■ Record excerpts

BEGIN

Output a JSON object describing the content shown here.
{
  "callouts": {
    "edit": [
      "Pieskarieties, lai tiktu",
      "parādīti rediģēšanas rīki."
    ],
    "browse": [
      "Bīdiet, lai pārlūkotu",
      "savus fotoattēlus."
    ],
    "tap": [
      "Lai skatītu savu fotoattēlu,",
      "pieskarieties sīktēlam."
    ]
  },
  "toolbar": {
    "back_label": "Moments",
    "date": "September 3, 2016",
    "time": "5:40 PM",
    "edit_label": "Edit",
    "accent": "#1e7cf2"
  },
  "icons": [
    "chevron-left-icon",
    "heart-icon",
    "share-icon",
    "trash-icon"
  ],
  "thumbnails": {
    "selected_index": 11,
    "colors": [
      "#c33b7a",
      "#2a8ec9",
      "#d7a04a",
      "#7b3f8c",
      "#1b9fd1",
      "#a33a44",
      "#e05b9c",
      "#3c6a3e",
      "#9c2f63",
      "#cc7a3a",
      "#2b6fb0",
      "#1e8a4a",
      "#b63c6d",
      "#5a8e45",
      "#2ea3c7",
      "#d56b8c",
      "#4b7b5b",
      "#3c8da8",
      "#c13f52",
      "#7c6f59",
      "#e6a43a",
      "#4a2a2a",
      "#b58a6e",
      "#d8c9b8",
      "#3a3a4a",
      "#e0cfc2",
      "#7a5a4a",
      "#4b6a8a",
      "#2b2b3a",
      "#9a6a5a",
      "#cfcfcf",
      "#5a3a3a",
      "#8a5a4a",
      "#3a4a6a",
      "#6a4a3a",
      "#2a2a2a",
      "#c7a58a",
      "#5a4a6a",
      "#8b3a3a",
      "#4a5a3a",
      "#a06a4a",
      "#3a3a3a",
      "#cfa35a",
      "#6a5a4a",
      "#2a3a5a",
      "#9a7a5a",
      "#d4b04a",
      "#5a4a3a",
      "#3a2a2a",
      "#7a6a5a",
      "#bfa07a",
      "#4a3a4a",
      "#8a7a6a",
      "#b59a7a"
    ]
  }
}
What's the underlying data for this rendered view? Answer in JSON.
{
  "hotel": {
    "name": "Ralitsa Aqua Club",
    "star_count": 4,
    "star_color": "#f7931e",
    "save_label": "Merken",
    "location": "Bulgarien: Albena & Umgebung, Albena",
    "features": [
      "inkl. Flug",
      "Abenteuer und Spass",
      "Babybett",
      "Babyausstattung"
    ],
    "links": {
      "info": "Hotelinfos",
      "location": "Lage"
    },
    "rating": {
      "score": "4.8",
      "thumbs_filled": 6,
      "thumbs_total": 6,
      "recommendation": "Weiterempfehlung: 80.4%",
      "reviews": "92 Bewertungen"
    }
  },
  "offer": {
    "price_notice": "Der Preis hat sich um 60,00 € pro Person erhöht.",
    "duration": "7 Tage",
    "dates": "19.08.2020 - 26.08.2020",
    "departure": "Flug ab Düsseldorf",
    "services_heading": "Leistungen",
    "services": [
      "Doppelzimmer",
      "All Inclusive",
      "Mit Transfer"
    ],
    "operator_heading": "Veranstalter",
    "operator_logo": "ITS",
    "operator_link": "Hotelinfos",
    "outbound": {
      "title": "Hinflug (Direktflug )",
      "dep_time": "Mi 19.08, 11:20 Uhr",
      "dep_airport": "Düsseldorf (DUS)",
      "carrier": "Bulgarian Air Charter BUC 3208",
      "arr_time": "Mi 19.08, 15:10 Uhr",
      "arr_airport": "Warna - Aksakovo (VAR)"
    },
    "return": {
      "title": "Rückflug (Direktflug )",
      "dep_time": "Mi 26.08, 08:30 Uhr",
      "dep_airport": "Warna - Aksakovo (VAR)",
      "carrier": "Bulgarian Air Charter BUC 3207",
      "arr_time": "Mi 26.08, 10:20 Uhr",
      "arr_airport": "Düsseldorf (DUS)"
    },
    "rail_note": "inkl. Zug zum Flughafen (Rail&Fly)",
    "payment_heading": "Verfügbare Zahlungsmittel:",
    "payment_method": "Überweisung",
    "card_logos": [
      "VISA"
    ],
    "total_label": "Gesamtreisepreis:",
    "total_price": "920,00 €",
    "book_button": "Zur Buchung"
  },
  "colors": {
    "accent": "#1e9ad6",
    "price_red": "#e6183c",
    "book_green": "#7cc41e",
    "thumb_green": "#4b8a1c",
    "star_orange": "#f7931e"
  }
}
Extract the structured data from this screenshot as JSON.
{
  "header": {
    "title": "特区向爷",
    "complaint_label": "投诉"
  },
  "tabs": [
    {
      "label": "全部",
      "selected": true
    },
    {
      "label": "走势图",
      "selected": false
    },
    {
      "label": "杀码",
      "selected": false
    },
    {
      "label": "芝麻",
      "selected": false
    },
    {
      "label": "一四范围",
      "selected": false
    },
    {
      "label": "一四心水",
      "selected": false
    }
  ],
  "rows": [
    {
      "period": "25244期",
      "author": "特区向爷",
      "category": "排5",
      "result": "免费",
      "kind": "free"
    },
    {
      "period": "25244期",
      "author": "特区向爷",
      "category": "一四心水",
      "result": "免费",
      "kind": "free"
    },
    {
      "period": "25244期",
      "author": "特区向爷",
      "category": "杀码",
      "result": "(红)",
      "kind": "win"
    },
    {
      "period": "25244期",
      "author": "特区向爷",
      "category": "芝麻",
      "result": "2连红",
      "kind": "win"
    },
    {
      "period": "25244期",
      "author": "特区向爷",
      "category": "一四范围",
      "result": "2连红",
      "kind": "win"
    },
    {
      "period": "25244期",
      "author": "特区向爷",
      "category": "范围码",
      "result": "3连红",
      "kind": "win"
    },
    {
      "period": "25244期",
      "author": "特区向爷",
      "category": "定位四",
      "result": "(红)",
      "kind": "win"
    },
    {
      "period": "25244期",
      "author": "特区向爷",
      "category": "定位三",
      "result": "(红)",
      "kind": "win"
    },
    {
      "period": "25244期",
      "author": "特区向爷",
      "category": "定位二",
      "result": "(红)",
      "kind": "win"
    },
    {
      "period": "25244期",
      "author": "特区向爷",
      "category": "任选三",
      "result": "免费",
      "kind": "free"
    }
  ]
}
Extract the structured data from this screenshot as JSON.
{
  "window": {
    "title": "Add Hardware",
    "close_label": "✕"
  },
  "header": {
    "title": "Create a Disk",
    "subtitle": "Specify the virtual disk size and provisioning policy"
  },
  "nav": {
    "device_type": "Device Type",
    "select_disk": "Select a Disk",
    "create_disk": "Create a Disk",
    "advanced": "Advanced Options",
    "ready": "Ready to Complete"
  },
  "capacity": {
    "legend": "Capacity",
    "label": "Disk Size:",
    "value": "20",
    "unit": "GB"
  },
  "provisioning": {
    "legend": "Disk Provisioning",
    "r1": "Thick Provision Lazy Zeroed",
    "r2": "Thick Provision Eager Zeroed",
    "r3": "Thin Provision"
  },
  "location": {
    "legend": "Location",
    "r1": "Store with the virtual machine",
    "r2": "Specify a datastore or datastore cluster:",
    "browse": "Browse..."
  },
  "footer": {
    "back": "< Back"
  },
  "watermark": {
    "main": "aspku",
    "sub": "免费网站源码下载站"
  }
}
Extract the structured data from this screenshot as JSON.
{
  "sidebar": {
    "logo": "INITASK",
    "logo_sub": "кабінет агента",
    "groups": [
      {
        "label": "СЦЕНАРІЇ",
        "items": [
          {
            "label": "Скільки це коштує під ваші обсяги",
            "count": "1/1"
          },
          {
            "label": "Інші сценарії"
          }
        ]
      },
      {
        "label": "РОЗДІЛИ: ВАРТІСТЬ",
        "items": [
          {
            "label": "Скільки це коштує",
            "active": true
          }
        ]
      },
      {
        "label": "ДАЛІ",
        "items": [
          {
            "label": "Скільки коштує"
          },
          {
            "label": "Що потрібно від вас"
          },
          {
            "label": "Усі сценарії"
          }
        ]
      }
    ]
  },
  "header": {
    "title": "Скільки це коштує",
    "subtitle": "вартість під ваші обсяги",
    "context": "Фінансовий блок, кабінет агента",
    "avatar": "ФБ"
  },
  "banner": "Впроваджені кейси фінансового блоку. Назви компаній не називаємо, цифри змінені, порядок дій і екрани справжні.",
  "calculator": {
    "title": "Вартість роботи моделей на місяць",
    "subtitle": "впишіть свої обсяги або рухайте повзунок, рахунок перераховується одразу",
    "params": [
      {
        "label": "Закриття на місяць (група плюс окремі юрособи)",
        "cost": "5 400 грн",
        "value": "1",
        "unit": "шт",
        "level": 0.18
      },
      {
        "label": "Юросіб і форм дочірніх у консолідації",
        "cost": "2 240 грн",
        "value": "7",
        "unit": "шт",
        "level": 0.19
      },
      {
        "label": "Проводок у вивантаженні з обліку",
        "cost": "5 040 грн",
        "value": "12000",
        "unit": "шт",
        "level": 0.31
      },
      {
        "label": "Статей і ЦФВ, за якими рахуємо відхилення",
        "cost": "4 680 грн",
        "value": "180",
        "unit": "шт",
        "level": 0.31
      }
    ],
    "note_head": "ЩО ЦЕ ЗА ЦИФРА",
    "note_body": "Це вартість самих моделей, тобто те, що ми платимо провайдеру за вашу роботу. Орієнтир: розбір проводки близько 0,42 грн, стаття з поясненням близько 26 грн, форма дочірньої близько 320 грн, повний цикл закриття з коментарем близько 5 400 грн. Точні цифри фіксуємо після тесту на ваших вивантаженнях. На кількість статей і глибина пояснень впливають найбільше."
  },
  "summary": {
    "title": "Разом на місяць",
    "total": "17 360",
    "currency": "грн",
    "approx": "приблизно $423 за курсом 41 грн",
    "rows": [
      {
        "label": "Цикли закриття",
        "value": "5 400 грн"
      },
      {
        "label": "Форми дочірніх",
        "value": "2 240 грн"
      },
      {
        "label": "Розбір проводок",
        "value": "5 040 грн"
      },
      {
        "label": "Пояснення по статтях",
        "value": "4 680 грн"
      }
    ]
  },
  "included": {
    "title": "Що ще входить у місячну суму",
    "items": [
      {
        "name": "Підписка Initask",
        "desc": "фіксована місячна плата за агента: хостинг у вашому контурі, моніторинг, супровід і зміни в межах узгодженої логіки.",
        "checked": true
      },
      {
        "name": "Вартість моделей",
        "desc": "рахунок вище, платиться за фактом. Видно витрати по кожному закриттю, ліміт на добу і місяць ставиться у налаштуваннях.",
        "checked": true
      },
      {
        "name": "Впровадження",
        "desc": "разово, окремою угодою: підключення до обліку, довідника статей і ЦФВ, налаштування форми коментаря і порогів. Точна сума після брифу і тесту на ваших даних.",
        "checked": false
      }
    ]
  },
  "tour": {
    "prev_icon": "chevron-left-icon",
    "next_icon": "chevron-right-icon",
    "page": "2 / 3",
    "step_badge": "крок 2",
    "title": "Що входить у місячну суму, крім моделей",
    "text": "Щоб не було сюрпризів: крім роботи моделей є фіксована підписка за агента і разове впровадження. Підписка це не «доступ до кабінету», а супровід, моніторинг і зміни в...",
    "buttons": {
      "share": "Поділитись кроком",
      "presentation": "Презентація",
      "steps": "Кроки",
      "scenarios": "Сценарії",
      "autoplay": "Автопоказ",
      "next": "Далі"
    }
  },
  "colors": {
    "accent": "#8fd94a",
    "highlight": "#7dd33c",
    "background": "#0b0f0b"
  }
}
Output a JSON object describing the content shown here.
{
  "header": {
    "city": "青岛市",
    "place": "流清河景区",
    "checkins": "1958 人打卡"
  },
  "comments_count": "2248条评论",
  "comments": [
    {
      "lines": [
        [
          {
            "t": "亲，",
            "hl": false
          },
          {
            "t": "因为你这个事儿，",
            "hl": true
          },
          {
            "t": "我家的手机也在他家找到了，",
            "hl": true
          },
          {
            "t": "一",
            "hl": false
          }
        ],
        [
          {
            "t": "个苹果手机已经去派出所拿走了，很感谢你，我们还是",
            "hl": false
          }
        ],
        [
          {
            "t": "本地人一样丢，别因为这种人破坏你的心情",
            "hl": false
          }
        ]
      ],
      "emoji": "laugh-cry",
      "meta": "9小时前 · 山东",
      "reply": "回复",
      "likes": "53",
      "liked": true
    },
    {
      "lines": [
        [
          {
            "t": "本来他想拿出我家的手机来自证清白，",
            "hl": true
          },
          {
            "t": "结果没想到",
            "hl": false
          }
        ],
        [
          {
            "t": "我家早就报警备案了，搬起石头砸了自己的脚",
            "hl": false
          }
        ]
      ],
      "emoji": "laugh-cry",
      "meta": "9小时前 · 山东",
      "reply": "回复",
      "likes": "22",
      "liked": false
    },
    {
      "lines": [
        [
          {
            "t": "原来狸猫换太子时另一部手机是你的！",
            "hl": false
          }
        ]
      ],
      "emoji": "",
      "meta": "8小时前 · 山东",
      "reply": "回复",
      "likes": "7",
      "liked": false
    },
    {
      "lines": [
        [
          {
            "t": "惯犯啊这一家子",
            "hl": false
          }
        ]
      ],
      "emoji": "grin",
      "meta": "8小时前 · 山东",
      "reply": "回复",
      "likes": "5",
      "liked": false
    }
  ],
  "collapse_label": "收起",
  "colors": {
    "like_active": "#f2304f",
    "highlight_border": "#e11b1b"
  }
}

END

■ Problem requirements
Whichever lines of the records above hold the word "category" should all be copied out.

■ Result for this exercise
      "category": "排5",
      "category": "一四心水",
      "category": "杀码",
      "category": "芝麻",
      "category": "一四范围",
      "category": "范围码",
      "category": "定位四",
      "category": "定位三",
      "category": "定位二",
      "category": "任选三",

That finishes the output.